Session Information

Category: Hypertension

  • 1104 Hypertension: Clinical and Translational - Salt and Hypertension


  • Hedayat, Ahmad Fahim, Mayo Clinic, Rochester, Minnesota, United States
  • Eirin, Alfonso, Mayo Clinic, Rochester, Minnesota, United States
  • Ferguson, Christopher M., Mayo Clinic, Rochester, Minnesota, United States
  • Glockner, James, Mayo Clinic, Rochester, Minnesota, United States
  • Textor, Stephen C., Mayo Clinic, Rochester, Minnesota, United States
  • Lerman, Lilach O., Mayo Clinic, Rochester, Minnesota, United States
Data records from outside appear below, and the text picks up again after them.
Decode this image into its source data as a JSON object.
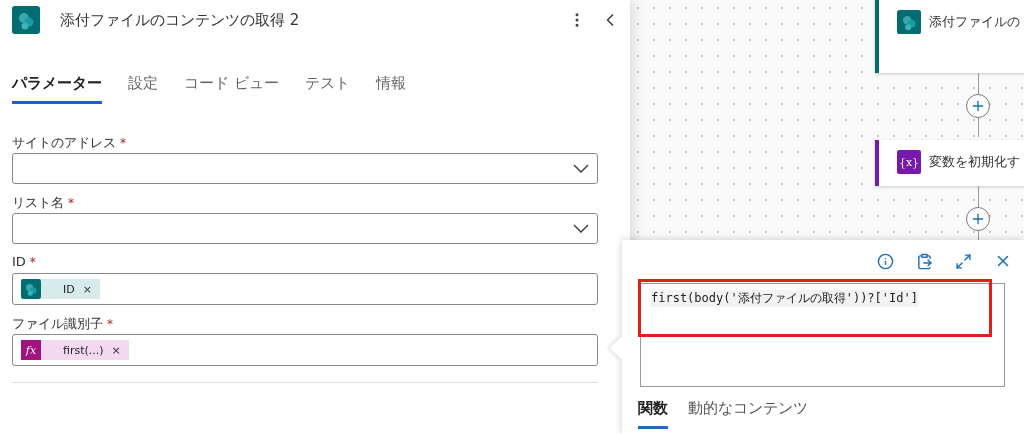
{
  "panel": {
    "title": "添付ファイルのコンテンツの取得 2",
    "tabs": [
      {
        "label": "パラメーター",
        "selected": true
      },
      {
        "label": "設定",
        "selected": false
      },
      {
        "label": "コード ビュー",
        "selected": false
      },
      {
        "label": "テスト",
        "selected": false
      },
      {
        "label": "情報",
        "selected": false
      }
    ],
    "fields": [
      {
        "label": "サイトのアドレス",
        "required_mark": "*",
        "kind": "dropdown"
      },
      {
        "label": "リスト名",
        "required_mark": "*",
        "kind": "dropdown"
      },
      {
        "label": "ID",
        "required_mark": "*",
        "kind": "token",
        "token": {
          "kind": "sharepoint",
          "label": "ID",
          "remove": "×"
        }
      },
      {
        "label": "ファイル識別子",
        "required_mark": "*",
        "kind": "token",
        "token": {
          "kind": "expression",
          "icon_label": "fx",
          "label": "first(...)",
          "remove": "×"
        }
      }
    ]
  },
  "canvas": {
    "nodes": [
      {
        "kind": "sharepoint",
        "title": "添付ファイルの"
      },
      {
        "kind": "variable",
        "icon_label": "{x}",
        "title": "変数を初期化す"
      }
    ]
  },
  "popup": {
    "expression": "first(body('添付ファイルの取得'))?['Id']",
    "highlighted": true,
    "tabs": [
      {
        "label": "関数",
        "selected": true
      },
      {
        "label": "動的なコンテンツ",
        "selected": false
      }
    ]
  }
}
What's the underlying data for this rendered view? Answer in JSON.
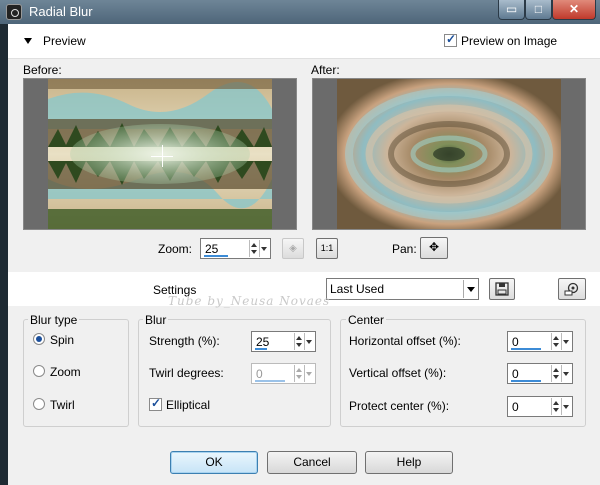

Selecting patients with ARVD likely to improve glomerular filtration rate (GFR) after percutaneous transluminal renal angioplasty (PTRA) is challenging. DWI is an experimental tool to assess tissue morphology based on water molecule motion, and its index apparent diffusion coefficient (ADC) falls in damaged kidneys. We hypothesized that low basal ADC values would identify stenotic kidneys with subsequent diminished functional recovery after PTRA.


ADC was measured on 3T MRI in 20 patients with hemodynamically significant ARVD before and 3 months after standardized medical therapy (renin-angiotensin system inhibition) with or without PTRA. During protocol studies patients consumed a constant sodium intake, and eGFR was measured by CKD-EPI. Baseline ADC values were correlated with the change in eGFR after PTRA (delta eGFR).


Baseline eGFR and ADC values were similar between groups (p>0.05). ADC values increased In patients 3 months after PTRA, and correlated directly with delta GFR, but remained unchanged in patients treated with medical therapy (MT) alone.


Low basal ADC value may serve as biomarker of kidney injury and predict benefit from revascularization in ARVD. This noninvasive imaging technique may be useful for identification of patients likely to improve renal function after revascularization.


  • NIDDK Support